- McIntosh AL, Senthivinayagam S, Moon KC, Gupta S, Lwande JS, Murphy CC, Storey SM, Atshaves BP: Direct interaction of Plin2 with lipids on the surface of lipid droplets: a live cell FRET analysis. Am J Physiol Cell Physiol. 2012, 303 (7): C728-C742.PubMed CentralPubMedView ArticleGoogle Scholar
- Bae JH, Rubini M, Jung G, Wiegand G, Seifert MH, Azim MK, Kim JS, Zumbusch A, Holak TA, Moroder L, Huber R, Budisa N: Expansion of the genetic code enables design of a novel "gold" class of green fluorescent proteins. J Mol Biol. 2003, 328 (5): 1071-1081.PubMedView ArticleGoogle Scholar
- Heid HW, Moll R, Schwetlick I, Rackwitz HR, Keenan TW: Adipophilin is a specific marker of lipid accumulation in diverse cell types and diseases.
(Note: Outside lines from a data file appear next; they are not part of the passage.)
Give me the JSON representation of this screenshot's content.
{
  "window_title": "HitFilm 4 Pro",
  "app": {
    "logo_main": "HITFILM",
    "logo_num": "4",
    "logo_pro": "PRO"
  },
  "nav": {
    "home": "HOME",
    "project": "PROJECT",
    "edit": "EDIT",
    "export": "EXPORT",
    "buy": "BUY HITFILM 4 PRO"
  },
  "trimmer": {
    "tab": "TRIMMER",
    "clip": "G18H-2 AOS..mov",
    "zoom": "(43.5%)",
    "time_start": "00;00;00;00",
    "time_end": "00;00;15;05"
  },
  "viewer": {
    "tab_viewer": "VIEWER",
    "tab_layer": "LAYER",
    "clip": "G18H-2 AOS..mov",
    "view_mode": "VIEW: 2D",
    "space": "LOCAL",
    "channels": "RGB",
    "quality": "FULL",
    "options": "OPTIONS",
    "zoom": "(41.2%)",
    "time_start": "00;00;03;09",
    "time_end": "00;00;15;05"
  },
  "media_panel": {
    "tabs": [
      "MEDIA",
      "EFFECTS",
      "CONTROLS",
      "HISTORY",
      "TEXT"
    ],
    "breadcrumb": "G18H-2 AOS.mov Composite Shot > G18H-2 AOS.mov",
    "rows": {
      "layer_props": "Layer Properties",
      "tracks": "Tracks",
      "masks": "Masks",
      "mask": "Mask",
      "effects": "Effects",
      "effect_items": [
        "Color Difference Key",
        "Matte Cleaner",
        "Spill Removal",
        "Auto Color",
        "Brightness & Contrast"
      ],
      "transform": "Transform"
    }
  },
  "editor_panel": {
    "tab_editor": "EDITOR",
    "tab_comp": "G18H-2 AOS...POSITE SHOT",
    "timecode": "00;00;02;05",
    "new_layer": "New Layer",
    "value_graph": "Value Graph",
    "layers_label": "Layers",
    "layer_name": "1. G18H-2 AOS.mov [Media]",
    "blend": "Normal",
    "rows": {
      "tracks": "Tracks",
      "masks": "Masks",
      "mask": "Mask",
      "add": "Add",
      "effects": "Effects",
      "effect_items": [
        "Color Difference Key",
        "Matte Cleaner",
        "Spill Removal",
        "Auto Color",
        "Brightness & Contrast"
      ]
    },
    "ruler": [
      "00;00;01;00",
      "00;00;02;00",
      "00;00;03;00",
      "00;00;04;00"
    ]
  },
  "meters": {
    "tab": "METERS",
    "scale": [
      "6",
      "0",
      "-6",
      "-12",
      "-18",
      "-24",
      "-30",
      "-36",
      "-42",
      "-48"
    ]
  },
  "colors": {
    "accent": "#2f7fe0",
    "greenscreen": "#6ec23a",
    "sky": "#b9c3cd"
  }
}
Cell Tissue Res. 1998, 294 (2): 309-321.PubMedView ArticleGoogle Scholar
- Blouin CM, Le Lay S, Eberl A, Kofeler HC, Guerrera IC, Klein C, Le Liepvre X, Lasnier F, Bourron O, Gautier JF, Ferre P, Hajduch E, Dugail I: Lipid droplet analysis in caveolin-deficient adipocytes: alterations in surface phospholipid composition and maturation defects. J Lipid Res. 2010, 51 (5): 945-956.PubMed CentralPubMedView ArticleGoogle Scholar
- Weibrecht I, Leuchowius KJ, Clausson CM, Conze T, Jarvius M, Howell WM, Kamali-Moghaddam M, Söderberg O: Proximity ligation assays: a recent addition to the proteomics toolbox. Expert Rev Proteomics. 2010, 7 (3): 401-409.PubMedView ArticleGoogle Scholar
- Zirath H, Frenzel A, Oliynyk G, Segerström L, Westermark UK, Larsson K, Munksgaard Persson M, Hultenby K, Lehtiö J, Einvik C, Påhlman S, Kogner P, Jakobsson PJ, Henriksson MA: MYC inhibition induces metabolic changes leading to accumulation of lipid droplets in tumor cells. Proc Natl Acad Sci U S A. 2013, 110 (25): 10258-10263.PubMed CentralPubMedView ArticleGoogle Scholar
This article is published under license to BioMed Central Ltd. This is an Open Access article distributed under the terms of the Creative Commons Attribution License (http://creativecommons.org/licenses/by/2.0), which permits unrestricted use, distribution, and reproduction in any medium, provided the original work is properly credited. The Creative Commons Public Domain Dedication waiver (http://creativecommons.org/publicdomain/zero/1.0/) applies to the data made available in this article, unless otherwise stated.